(EXTRACTED MATERIAL Opens)

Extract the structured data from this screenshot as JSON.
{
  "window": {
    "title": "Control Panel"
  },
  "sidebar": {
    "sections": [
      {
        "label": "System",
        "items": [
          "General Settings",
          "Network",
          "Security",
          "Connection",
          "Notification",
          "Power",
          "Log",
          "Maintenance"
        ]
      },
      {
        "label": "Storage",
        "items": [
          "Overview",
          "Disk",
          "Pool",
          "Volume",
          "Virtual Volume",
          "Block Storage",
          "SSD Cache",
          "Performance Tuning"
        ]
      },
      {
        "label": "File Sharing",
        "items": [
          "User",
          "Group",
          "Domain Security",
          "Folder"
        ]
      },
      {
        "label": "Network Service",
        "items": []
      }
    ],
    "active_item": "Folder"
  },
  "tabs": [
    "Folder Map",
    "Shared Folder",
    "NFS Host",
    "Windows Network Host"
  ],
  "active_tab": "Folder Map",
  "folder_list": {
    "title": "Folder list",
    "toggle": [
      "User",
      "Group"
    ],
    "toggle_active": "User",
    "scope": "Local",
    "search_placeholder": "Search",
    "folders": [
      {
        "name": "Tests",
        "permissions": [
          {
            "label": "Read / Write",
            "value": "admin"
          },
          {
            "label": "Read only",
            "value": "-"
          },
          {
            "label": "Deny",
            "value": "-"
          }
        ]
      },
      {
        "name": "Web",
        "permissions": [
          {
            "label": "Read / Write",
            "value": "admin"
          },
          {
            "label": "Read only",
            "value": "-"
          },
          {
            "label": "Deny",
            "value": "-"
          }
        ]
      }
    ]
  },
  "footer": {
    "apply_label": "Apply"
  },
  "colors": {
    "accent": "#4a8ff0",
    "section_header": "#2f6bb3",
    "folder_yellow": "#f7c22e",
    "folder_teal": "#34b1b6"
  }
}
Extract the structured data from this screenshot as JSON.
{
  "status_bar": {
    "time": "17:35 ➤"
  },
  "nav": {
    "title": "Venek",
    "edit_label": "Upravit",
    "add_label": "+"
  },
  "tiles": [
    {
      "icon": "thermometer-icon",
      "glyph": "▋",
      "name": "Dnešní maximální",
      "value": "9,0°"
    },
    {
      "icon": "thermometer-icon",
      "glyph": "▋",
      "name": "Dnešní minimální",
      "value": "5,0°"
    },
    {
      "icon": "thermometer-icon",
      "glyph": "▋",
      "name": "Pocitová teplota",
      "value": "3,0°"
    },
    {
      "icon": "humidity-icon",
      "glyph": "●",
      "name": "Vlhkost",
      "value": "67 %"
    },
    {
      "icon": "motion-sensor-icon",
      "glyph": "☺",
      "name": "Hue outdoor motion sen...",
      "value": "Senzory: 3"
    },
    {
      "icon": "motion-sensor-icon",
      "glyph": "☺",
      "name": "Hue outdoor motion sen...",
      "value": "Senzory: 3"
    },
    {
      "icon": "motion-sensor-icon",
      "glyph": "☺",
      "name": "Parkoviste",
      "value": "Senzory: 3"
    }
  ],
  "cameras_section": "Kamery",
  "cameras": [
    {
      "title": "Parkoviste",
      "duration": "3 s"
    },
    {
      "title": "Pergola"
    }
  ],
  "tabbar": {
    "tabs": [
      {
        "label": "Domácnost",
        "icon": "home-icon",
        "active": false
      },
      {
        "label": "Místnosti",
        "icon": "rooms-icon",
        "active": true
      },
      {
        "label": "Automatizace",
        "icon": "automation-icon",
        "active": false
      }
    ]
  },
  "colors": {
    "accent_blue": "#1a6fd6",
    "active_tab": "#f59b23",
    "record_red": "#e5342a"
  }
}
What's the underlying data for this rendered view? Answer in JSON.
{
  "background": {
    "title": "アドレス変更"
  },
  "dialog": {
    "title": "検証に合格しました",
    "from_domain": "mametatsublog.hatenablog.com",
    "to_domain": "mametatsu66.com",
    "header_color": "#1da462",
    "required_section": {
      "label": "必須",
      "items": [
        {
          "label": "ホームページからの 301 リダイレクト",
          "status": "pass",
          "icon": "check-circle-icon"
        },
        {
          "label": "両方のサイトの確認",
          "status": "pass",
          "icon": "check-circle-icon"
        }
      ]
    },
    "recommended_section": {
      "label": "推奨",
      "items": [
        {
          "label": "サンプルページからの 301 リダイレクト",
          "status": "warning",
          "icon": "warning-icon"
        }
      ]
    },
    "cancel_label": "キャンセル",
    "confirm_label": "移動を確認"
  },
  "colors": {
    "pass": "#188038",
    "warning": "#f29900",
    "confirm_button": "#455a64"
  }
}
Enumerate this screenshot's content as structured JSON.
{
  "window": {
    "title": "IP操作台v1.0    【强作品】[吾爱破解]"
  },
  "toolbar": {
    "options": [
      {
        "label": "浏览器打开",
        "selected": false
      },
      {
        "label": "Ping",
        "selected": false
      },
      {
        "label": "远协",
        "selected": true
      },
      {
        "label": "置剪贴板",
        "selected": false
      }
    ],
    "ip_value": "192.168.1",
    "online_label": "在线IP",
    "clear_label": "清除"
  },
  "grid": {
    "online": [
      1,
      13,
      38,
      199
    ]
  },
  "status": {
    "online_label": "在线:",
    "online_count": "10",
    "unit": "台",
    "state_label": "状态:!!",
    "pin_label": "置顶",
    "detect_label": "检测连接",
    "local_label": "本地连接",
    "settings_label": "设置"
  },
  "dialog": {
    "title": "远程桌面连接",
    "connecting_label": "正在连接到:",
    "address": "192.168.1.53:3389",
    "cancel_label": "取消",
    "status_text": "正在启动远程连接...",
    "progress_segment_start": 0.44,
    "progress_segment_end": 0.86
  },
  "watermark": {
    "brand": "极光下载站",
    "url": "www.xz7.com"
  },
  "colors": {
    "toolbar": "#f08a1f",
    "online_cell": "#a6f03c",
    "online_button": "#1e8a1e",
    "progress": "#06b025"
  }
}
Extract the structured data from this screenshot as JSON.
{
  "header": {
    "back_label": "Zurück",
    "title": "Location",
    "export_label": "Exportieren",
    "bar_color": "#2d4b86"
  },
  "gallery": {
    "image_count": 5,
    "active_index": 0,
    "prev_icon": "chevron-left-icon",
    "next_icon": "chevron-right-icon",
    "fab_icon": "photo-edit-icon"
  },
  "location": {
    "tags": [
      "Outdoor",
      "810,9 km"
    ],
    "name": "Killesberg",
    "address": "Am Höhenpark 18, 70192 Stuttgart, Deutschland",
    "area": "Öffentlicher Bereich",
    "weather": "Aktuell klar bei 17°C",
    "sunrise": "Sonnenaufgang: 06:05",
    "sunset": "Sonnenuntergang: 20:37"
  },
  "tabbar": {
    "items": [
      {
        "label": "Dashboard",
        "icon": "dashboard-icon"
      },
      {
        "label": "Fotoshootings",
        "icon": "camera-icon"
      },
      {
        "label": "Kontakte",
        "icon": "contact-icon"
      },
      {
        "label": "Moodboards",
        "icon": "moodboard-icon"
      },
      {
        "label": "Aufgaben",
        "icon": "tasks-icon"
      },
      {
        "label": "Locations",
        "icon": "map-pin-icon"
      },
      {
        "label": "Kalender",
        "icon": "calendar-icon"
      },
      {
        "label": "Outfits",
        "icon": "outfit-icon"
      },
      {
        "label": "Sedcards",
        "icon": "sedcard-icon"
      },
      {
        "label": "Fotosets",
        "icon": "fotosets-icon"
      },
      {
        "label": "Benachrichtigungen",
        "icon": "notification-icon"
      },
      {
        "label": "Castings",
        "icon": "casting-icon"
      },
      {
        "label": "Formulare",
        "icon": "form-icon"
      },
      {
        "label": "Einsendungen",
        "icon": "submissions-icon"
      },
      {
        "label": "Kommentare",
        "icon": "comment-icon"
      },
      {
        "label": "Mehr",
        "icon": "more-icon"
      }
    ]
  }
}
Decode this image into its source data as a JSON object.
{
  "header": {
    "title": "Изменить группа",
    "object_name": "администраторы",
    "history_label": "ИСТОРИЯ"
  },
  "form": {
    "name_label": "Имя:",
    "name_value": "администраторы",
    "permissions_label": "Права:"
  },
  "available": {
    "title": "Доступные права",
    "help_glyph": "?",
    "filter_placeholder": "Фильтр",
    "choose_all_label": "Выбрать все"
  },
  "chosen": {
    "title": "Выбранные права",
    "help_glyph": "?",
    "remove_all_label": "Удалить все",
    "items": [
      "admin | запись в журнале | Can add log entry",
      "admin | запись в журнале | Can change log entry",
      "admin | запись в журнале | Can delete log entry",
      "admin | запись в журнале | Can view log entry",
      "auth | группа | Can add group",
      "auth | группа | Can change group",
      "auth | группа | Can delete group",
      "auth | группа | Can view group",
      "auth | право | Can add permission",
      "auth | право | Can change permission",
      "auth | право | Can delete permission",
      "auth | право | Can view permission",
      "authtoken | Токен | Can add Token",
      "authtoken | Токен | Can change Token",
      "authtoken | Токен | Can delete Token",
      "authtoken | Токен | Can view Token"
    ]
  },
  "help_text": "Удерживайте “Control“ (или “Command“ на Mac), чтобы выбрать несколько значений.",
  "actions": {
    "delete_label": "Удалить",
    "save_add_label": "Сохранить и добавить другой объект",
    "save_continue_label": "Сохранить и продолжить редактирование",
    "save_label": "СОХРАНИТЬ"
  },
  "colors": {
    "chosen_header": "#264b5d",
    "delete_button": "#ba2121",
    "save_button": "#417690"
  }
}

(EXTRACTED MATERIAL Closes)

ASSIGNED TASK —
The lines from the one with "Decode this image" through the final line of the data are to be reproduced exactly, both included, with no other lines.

SOLUTION TO THE EXERCISE —
Decode this image into its source data as a JSON object.
{
  "header": {
    "title": "Изменить группа",
    "object_name": "администраторы",
    "history_label": "ИСТОРИЯ"
  },
  "form": {
    "name_label": "Имя:",
    "name_value": "администраторы",
    "permissions_label": "Права:"
  },
  "available": {
    "title": "Доступные права",
    "help_glyph": "?",
    "filter_placeholder": "Фильтр",
    "choose_all_label": "Выбрать все"
  },
  "chosen": {
    "title": "Выбранные права",
    "help_glyph": "?",
    "remove_all_label": "Удалить все",
    "items": [
      "admin | запись в журнале | Can add log entry",
      "admin | запись в журнале | Can change log entry",
      "admin | запись в журнале | Can delete log entry",
      "admin | запись в журнале | Can view log entry",
      "auth | группа | Can add group",
      "auth | группа | Can change group",
      "auth | группа | Can delete group",
      "auth | группа | Can view group",
      "auth | право | Can add permission",
      "auth | право | Can change permission",
      "auth | право | Can delete permission",
      "auth | право | Can view permission",
      "authtoken | Токен | Can add Token",
      "authtoken | Токен | Can change Token",
      "authtoken | Токен | Can delete Token",
      "authtoken | Токен | Can view Token"
    ]
  },
  "help_text": "Удерживайте “Control“ (или “Command“ на Mac), чтобы выбрать несколько значений.",
  "actions": {
    "delete_label": "Удалить",
    "save_add_label": "Сохранить и добавить другой объект",
    "save_continue_label": "Сохранить и продолжить редактирование",
    "save_label": "СОХРАНИТЬ"
  },
  "colors": {
    "chosen_header": "#264b5d",
    "delete_button": "#ba2121",
    "save_button": "#417690"
  }
}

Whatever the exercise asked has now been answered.